The JM itself is a "rounded" cream coloured mouse with two buttons. The only thing which lets down it's otherwise rather "up-market" look is the foam under the buttons to protect its precious intestines from getting infected i.e. keeping it clean inside. But the foam is orange coloured and is easily seen from the outside which is a bit of a let-down.
The reason it is called what it is and how it was produced so quickly is because (confused??? Good) it simply uses the joystick routines which does slow it down a great deal. In fact if you have used the mice on PCs, STs, Amigas etc you will get a big shock when moving over to this little beast (OK, so I had to use that phrase somewhere in the write-up didn't I!) because itis so slow and unresponsive compared to others. The software accompanying the JM has a simple routine for plotting the place on the screen of the mouse, however it is on this our little rodent (groan!) suffers most - it is only possible to traverse the screen in several seconds (compared to as-fast-as-you-can-move-your-hand mice) and signing your name or drawing a circle proves damn near impossible.

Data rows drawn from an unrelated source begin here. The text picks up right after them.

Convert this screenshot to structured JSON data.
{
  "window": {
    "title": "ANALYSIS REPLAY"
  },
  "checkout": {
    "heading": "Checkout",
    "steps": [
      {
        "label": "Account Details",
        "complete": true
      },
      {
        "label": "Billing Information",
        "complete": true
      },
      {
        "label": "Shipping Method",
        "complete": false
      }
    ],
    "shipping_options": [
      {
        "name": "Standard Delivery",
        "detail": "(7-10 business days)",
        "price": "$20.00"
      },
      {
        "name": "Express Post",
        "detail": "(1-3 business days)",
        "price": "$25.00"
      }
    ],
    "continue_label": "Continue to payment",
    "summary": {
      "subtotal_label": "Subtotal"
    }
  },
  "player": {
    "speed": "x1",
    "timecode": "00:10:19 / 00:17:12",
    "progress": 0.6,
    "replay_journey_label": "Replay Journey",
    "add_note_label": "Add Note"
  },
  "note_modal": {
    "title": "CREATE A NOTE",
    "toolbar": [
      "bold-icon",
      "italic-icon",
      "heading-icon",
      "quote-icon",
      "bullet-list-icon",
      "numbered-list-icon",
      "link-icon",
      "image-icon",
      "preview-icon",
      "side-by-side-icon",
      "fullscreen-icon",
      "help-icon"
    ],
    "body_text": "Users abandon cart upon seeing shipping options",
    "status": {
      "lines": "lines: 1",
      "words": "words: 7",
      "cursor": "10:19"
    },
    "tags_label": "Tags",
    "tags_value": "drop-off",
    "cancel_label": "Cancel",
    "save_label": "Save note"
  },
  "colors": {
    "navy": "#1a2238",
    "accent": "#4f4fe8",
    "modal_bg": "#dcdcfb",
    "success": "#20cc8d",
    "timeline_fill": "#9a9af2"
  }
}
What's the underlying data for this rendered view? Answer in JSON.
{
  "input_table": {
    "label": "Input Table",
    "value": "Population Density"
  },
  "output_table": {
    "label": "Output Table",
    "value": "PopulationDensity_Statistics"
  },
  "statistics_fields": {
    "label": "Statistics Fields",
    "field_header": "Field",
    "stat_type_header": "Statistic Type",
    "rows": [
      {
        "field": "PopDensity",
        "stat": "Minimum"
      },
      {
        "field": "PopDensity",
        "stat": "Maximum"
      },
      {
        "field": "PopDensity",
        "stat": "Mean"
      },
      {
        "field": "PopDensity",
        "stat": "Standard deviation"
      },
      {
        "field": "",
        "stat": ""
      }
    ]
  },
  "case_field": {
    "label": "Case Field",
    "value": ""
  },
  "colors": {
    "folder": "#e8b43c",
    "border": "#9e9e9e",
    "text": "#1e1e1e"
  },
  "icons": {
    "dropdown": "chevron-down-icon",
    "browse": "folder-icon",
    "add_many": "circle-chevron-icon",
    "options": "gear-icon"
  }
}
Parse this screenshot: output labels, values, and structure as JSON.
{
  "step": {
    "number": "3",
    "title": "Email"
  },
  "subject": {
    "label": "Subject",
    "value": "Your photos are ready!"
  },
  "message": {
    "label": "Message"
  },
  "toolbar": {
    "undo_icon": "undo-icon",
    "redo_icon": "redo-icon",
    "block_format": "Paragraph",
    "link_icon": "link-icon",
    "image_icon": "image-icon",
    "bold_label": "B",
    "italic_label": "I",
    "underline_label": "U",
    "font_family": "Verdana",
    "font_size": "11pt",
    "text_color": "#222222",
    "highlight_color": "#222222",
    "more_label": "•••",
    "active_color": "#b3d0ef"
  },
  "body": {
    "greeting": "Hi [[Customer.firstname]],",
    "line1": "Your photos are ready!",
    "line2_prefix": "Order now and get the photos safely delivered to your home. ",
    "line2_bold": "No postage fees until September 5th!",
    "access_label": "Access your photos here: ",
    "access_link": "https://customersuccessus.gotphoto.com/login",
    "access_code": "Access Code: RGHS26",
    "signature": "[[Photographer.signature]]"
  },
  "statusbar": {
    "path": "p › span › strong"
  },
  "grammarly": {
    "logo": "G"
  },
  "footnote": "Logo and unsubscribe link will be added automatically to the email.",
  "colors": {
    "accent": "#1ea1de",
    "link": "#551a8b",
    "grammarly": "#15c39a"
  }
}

Having said that once it's on FLASH! it's not so bad, OK so it's still sluggish but once you get used to it, it is better but not as good as what you would expect. If you are simply looking for something to run FLASH! and the MIDI sequencer from then this will do the job - without any delay! But if you are hoping to get heavily into the WIMP environment stuff etc then you'd do well to stick around a few weeks and see what the reactions are to SAMCO's mouse.
Overall, it is a competent joystick but in the shape of a mouse, nothing impressive but not a waste of money either. If you mention me when you order you can get it for only£29.99 instead of the £39.99 asking price. Get in touch with Blue Alpha at : YNYSFORGAN FARM, MORRISTON, or phone between 2-4pm for SWANSEA, further details on : SA6 6QL (0792) 310865
From David Ledbury
Due to the bulky wiring required for the mouse, Adrian added padding inside the mouse so it would function.
The padding, in fact, originated from a tractor seat :)